If you’ve ever wondered why you need more zinc, you’ve come to the right place. It is an anti-inflammatory, antioxidant, immune system booster, and aids normal growth. Read on to learn more about this essential nutrient. Also known as thiamin, zinc helps regulate hormones and is an excellent natural antibiotic. However, you may wonder if we really need more zinc, as we’ve been told it can have negative effects.
The antioxidant activity of zinc can be attributed to two different mechanisms. The direct action of zinc ion in cells or the structural role of zinc in antioxidant proteins is thought to be responsible for its antioxidant activity. The presence of zinc in cells has been associated with an increased production of metallothionein, which is a protein rich in cysteine and an excellent exaggerator of OH ions. There are other mechanisms for zinc’s antioxidant activity, but these are not fully understood.

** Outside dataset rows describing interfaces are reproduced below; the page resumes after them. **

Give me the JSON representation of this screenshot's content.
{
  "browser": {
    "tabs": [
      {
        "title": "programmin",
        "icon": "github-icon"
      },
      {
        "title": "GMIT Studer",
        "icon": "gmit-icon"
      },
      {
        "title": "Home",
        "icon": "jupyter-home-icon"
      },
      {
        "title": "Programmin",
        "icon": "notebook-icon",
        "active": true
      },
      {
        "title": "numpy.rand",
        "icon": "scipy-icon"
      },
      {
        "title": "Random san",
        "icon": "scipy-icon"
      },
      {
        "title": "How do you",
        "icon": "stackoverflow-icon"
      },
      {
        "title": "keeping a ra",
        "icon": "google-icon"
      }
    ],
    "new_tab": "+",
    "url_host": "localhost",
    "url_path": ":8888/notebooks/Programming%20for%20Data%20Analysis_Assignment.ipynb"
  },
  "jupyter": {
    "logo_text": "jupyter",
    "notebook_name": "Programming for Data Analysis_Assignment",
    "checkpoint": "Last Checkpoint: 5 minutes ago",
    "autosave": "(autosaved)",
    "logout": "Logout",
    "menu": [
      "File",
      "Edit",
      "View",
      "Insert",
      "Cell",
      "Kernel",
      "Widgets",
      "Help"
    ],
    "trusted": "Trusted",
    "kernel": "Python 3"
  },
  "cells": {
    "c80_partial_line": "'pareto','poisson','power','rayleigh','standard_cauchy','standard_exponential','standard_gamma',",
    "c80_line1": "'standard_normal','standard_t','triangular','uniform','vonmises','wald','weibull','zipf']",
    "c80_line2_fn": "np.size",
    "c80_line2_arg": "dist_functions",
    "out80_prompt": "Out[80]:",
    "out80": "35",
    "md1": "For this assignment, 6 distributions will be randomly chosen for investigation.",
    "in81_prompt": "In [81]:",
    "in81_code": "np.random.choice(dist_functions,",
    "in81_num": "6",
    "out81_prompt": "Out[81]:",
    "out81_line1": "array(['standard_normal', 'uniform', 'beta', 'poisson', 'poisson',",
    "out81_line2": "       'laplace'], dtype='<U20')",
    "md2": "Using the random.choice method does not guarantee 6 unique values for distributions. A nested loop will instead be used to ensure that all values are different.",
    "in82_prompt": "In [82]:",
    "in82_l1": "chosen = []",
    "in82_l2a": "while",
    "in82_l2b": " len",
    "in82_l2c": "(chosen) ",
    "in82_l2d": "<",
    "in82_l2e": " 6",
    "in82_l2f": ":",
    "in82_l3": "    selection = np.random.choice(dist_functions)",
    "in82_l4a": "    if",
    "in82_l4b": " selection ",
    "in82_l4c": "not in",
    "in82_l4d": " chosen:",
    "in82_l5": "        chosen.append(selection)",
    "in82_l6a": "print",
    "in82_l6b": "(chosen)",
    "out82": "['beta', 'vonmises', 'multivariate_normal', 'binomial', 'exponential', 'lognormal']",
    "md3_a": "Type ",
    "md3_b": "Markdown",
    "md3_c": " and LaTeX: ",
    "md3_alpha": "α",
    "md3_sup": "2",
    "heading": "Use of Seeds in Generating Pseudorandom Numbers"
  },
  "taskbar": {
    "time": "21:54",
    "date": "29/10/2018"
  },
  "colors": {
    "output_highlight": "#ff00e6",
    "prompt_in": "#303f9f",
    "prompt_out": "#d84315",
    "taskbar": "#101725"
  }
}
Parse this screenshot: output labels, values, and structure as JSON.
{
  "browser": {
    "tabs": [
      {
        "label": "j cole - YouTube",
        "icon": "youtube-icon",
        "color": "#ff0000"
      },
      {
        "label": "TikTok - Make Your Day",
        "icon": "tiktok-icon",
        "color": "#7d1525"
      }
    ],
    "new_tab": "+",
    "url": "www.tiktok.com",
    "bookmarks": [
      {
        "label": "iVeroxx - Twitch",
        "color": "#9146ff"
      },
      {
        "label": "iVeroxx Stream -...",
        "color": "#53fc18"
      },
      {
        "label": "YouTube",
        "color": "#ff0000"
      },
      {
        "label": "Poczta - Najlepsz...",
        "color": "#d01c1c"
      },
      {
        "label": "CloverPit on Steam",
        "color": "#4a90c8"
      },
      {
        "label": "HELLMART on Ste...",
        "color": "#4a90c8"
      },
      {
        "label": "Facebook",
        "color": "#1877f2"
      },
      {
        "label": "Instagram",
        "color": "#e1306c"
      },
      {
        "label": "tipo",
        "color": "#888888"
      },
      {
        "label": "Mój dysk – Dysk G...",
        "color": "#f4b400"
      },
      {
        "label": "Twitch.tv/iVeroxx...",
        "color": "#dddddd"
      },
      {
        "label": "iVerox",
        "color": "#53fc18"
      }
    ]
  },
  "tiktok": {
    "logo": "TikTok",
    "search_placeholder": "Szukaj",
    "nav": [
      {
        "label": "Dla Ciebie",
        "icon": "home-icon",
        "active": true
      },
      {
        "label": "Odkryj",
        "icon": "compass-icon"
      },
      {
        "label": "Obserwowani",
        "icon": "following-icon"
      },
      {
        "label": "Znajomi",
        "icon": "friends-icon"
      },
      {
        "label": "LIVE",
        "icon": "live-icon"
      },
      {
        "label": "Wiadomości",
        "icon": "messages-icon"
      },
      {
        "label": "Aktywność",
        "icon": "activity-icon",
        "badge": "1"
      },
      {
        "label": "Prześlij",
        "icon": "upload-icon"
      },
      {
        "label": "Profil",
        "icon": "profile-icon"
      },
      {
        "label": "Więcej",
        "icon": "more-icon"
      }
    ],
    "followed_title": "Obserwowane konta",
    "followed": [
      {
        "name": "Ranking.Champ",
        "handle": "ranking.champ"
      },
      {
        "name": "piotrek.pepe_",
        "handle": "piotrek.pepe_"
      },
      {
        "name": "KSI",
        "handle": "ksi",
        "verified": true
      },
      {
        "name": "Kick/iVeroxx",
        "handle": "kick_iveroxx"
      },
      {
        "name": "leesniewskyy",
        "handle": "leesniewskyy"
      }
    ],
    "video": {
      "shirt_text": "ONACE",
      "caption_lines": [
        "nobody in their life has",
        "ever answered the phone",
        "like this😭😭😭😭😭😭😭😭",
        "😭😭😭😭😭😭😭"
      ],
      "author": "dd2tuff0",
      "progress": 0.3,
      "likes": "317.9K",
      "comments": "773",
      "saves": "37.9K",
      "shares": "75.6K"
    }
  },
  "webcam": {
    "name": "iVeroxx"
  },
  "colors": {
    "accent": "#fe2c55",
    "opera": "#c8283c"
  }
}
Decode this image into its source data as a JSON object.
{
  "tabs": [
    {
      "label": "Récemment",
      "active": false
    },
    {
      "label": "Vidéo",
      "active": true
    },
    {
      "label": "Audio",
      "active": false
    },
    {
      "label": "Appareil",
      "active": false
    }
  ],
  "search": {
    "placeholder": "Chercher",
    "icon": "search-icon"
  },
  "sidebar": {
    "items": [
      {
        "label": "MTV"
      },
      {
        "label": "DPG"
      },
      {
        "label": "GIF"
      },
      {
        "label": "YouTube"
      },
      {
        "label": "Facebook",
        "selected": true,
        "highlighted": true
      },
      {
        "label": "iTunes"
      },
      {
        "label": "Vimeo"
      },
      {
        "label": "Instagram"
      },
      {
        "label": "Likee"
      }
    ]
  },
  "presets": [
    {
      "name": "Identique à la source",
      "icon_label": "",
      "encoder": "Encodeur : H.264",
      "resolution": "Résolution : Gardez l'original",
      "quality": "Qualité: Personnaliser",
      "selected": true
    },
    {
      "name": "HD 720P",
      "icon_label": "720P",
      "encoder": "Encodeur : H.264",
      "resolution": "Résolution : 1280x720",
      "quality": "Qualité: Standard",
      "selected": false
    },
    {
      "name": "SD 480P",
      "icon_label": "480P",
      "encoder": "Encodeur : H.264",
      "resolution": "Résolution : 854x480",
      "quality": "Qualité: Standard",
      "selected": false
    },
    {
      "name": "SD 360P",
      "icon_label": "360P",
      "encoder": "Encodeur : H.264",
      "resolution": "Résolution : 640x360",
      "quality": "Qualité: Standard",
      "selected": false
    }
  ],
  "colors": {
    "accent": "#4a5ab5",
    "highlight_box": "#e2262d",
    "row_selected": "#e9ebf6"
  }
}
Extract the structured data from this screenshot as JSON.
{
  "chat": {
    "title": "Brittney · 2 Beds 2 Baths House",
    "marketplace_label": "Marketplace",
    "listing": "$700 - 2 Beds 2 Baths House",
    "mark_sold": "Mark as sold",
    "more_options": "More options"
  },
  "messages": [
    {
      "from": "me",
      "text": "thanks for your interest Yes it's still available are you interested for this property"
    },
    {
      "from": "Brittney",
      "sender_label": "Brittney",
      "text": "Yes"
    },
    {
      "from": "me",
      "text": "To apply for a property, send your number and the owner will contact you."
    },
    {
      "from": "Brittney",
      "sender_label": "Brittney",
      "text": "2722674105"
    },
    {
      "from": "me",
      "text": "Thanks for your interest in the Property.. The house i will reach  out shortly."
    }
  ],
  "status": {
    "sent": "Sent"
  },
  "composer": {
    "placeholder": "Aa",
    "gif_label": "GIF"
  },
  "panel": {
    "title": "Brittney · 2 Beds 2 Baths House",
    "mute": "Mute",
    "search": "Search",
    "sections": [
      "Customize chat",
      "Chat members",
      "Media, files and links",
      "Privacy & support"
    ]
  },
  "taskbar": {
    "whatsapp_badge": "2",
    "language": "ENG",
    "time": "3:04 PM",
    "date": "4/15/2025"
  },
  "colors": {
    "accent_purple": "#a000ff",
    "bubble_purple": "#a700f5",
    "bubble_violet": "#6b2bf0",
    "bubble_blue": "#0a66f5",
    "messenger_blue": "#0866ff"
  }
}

The role of zinc as an anti-inflammatory is now better understood. Scientists believe it controls inflammation in the body by binding to a specific protein in the NF-KB pathway. This stops the pathway from over actively activating immune cells, which can lead to excessive inflammation. This can damage the body and cells. We need adequate amounts of zinc to keep us healthy. The benefits of zinc are now better understood, and it’s time to boost our intake of this essential mineral.
Immune system booster
Several aspects of the immune system are affected by a zinc deficiency, including innate immunity cells, catalytic T cells, and neutrophils. Deficient levels of zinc may also affect the activities of macrophages, phagocytosis, intracellular killing, and cytokine production, and can negatively affect T and B cells. In addition, zinc acts as an anti-oxidant, potentially helping prevent free radical-induced damage during inflammatory processes.
Aids in normal growth
A lack of zinc in young children can result in growth retardation, also known as failure to thrive. Children with low levels of zinc show delays in linear growth and can lose weight. Several randomized, placebo-controlled studies in Denver, Colorado, found that children who received modest zinc supplements grew significantly faster than those who received no treatment. These studies are particularly relevant for low-income countries, where zinc deficiency is common.
Helps prevent congenital anomalies
Researchers found that zinc supplements helped prevent congenital anomalies and low birth weight. However, they noted that zinc supplementation was not associated with increased odds of low birth weight or preterm delivery. Although the effects of zinc on fetal health are still controversial, some researchers have suggested that it may protect against a variety of birth defects. This article will review the evidence and discuss the role of zinc in preventing congenital anomalies.
Promotes healthy lipids
The relationship between zinc and healthy lipids is complex, but one of its most important properties is its ability to promote the production of HMA-IR. This molecule works through a series of complex mechanisms to improve insulin sensitivity. Other properties of this micronutrient include its ability to lower high-sensitivity C-reactive protein (hsCRP) levels and to reduce menstrual pain and diabetes. These are just some of the many ways that zinc can promote the health of lipids in the body.
Supports insulin sensitivity
Recent studies have shown that zinc supplements can improve the sensitivity of the insulin receptors in the body and improve glucose levels in obese individuals. This mineral is associated with improved glycemic control and may be an effective therapeutic agent for diabetes. In this article, we’ll discuss the many benefits of zinc for the body. But first, let’s talk about what exactly it is. What is zinc and why is it important?
Supports cognitive function
Studies have shown that zinc supplements can improve cognitive function in a number of different ways. Researchers have shown that zinc supplementation can improve the status of copper and zinc in the brain, which may help limit cognitive decline in Alzheimer’s disease. However, further studies are needed to confirm this finding. The current study was limited to patients with mild to moderate Alzheimer’s disease. This study may be the first to demonstrate the therapeutic value of zinc in a wide range of cognitive disorders, including Alzheimer’s disease.